As I near the big two five, I’m beginning to have a mental meltdown. But twenty five, I hear you cry, is still “spring chicken territory” – well, I’m afraid you’ve been misinformed.
Lets forget the naive notions I had at the age of 17 that by my 25th I would be well over all and any shenanigans, sexual experimentation, casual social drug use and loud music in my chosen genre, that I would be settling in for the night in a suburban nirvana, with my one year old child and a third of the way into my first marriage with an oppressively inappropriate man. Instead, at the age of twenty four, staring down the barrel of twenty five, let us evaluate where I am, since I’m currently NOT tucking my toddler into my marital bed whilst my bastard husband sleeps in the spare room…
…Well, where I was, up until three weeks ago was continuing with what has turned out to be a three year office based career in financial services, a far cry from the Hollywood hills flamboyant existence that I should by now be ruefully giving up to settle into my three bed semi in Mumsville…

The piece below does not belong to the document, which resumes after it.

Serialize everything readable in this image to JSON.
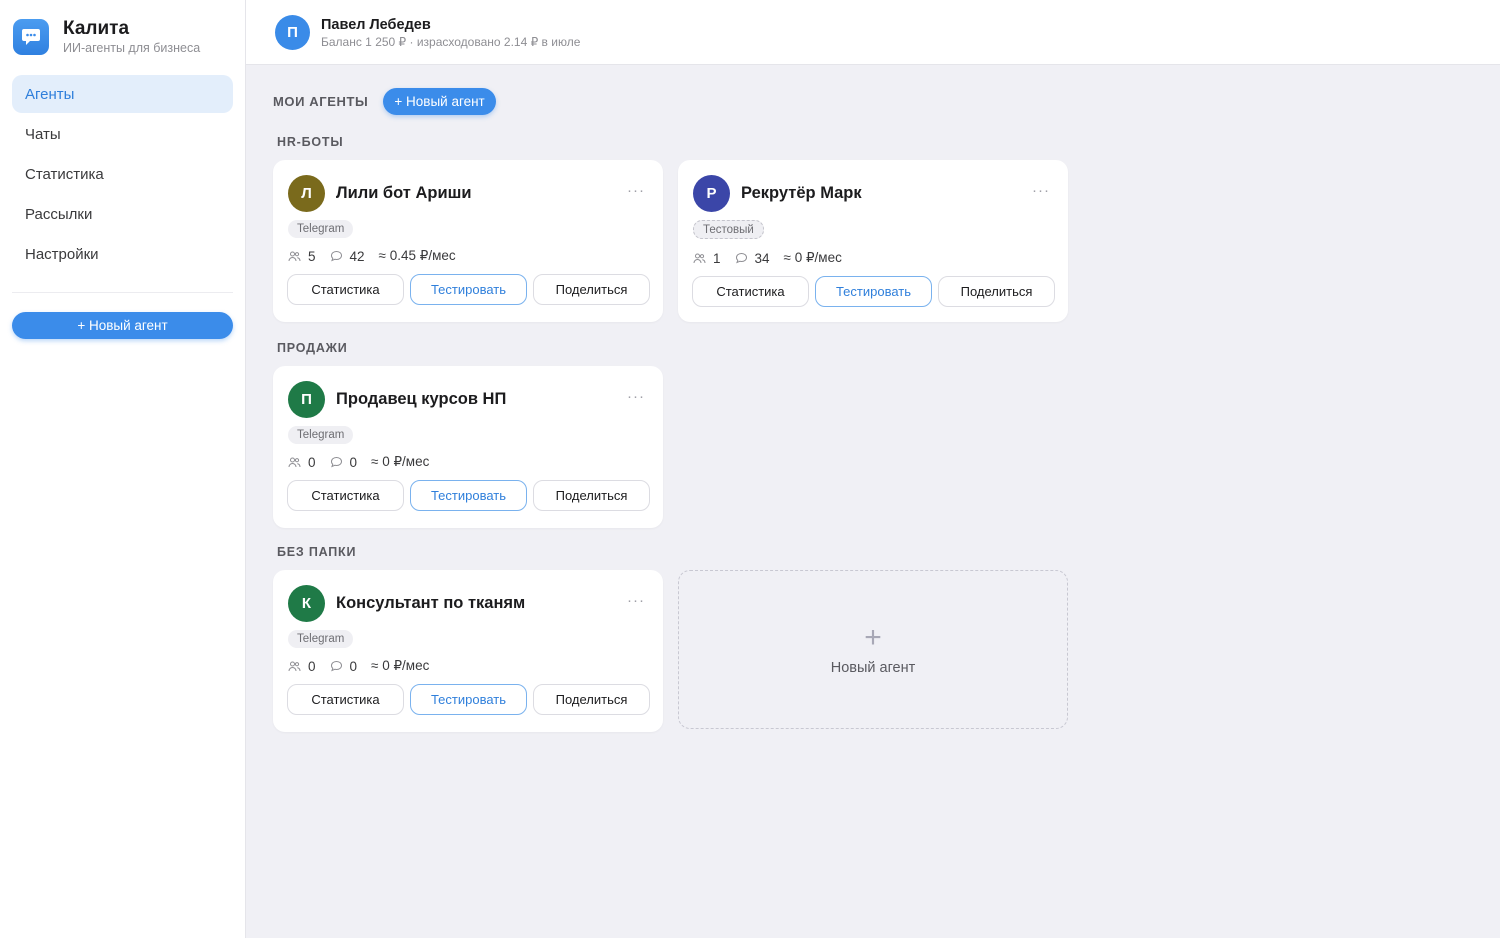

Instead, literally months from my 25th, I have had a shock realisation that I am not where I thought I would be and this epiphany has resulted in me jacking in my 9 to 5 career to move back in with my mother (after nearly 10 years absence) and to be artfully unemployed whilst I voluntarily help promote a friend’s up and coming band into mega stardom. This, in theory, will provide me with the precious MTV lifestyle that by my earlier predictions I should already be reminiscing about at a coffee morning with other mothers. But you’re never too old. If, at fifty, old men can buy fast cars and faster women to make themselves look younger, why can’t I start living the twentysomething life I imagined I’d have when I was seventeen?
Just look at all those wonderful adverts aimed at people just like me, advertising courses for those who didn’t pay attention at school, another chance to have an improved quality of life and potential salary raises. These adverts work.. I have already tried an Open University course (but in my true fashion didn’t bother finishing it because I went to California for two weeks of debauchery instead). So instead of enrolling in another 12 week Introduction to Social Sciences, I have decided that at twenty four, it’s still not too late. There’s another five – count ‘em – five years of youth left to go, it would be ten if I was a bloke but let’s not get into the whole sexist or “old mothers” argument
Nonetheless, I am having a hard time dealing with my recent impulsive decisions. In fact this has to be one of the worst decisions ever made (my years of sensible mortgage considering wisdom dictate this to be true). Yet here I am having my twenty something crisis, giving up all that is sensible; a boring career and total independence from my parents (except when my car tax is due) to go back and live the dream that I invented eight years ago, daydreaming in a coffee shop with a rolled up cherry flavoured cigarette hanging out of my mouth and nursing a cold three hour old drawn out vanilla latte instead of attending my Psychology lectures at college in a bid to sabotage any attempts by my father at successfully getting me to enrol in a university.
Surely I am not the only quarterager out there who decided at the time that university was a crock and that now nearly ten years later having still not thought of anything else to do has amounted in getting into IVA qualifying amounts of debt by working dead end administration jobs and rinsing the money at the pub and on various colours of UGG boots at the weekend….every weekend. I certainly didn’t expect this for myself. I assumed that something amazing would turn up…and it now has, eight years too late but nevertheless it’s being handed to me on a plate. But herein lays the crisis:
In order for me to catch up on “The Dream” I have to literally go back to being seventeen (except now with huge financial burdens) and start all over again, hopefully losing some of the arrogance that got me into this mess in the first place and using some of the wisdom gained to make this dream a reality this time round. The pressure is immense, for I am no longer a spring chicken…or at least I certainly won’t be once this second attempt at “real life” peters out in another few years.
To summarise: I am in a position nowhere near where I thought I would be. In fact, I found myself exactly where I feared I would be and I have now taken brave steps to try and rectify the mammoth error that is currently my life. But have I really got the energy to start all over again? Is the grass going to be greener on the other side? Is living with my mother going to be all my nightmares realised? I guess there’s only one way to find out!